YOUR GOAL.
Using the records below, find every line that includes "title" and copy it.

EXERCISE MATERIAL.
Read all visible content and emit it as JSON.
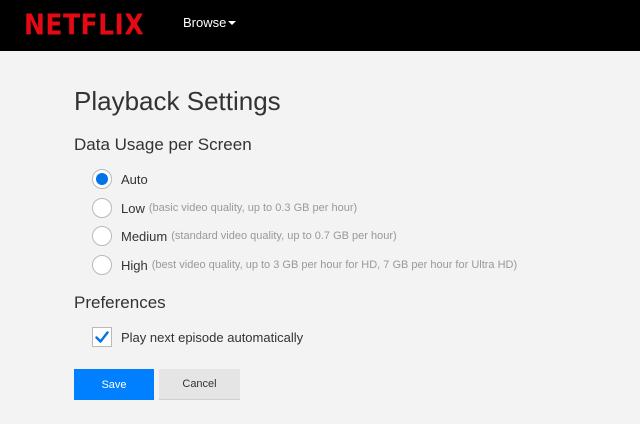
{
  "header": {
    "logo_text": "NETFLIX",
    "browse_label": "Browse",
    "colors": {
      "background": "#000000",
      "logo": "#e50914"
    }
  },
  "page": {
    "title": "Playback Settings"
  },
  "data_usage": {
    "heading": "Data Usage per Screen",
    "selected": "Auto",
    "options": [
      {
        "label": "Auto",
        "description": ""
      },
      {
        "label": "Low",
        "description": "(basic video quality, up to 0.3 GB per hour)"
      },
      {
        "label": "Medium",
        "description": "(standard video quality, up to 0.7 GB per hour)"
      },
      {
        "label": "High",
        "description": "(best video quality, up to 3 GB per hour for HD, 7 GB per hour for Ultra HD)"
      }
    ]
  },
  "preferences": {
    "heading": "Preferences",
    "autoplay_label": "Play next episode automatically",
    "autoplay_checked": true
  },
  "actions": {
    "save_label": "Save",
    "cancel_label": "Cancel",
    "colors": {
      "primary": "#0080ff",
      "secondary": "#e5e5e5",
      "radio_selected": "#0073e6"
    }
  }
}
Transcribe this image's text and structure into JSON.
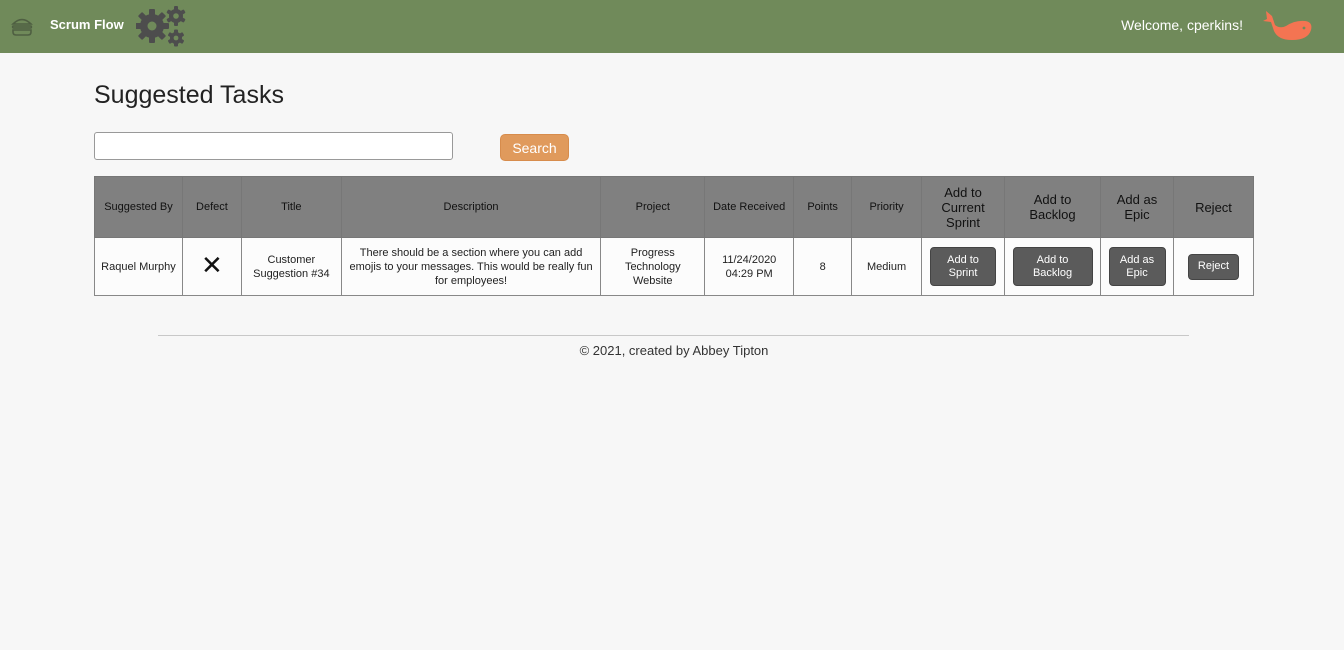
{
  "nav": {
    "brand": "Scrum Flow",
    "welcome": "Welcome, cperkins!",
    "bar_color": "#708a5a",
    "whale_color": "#f47452",
    "icons": [
      "hamburger-icon",
      "gears-icon",
      "whale-icon"
    ]
  },
  "page": {
    "title": "Suggested Tasks"
  },
  "search": {
    "value": "",
    "placeholder": "",
    "button_label": "Search",
    "button_color": "#e09a5c"
  },
  "table": {
    "headers": {
      "suggested_by": "Suggested By",
      "defect": "Defect",
      "title": "Title",
      "description": "Description",
      "project": "Project",
      "date_received": "Date Received",
      "points": "Points",
      "priority": "Priority",
      "add_current_sprint": "Add to Current Sprint",
      "add_backlog": "Add to Backlog",
      "add_epic": "Add as Epic",
      "reject": "Reject"
    },
    "rows": [
      {
        "suggested_by": "Raquel Murphy",
        "defect": "✕",
        "title": "Customer Suggestion #34",
        "description": "There should be a section where you can add emojis to your messages. This would be really fun for employees!",
        "project": "Progress Technology Website",
        "date_received": "11/24/2020 04:29 PM",
        "points": "8",
        "priority": "Medium",
        "actions": {
          "add_sprint": "Add to Sprint",
          "add_backlog": "Add to Backlog",
          "add_epic": "Add as Epic",
          "reject": "Reject"
        }
      }
    ]
  },
  "footer": {
    "text": "© 2021, created by Abbey Tipton"
  }
}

ANSWER FOR THE TASK.
    "title": "Playback Settings"
    "title": "Suggested Tasks"
      "title": "Title",
        "title": "Customer Suggestion #34",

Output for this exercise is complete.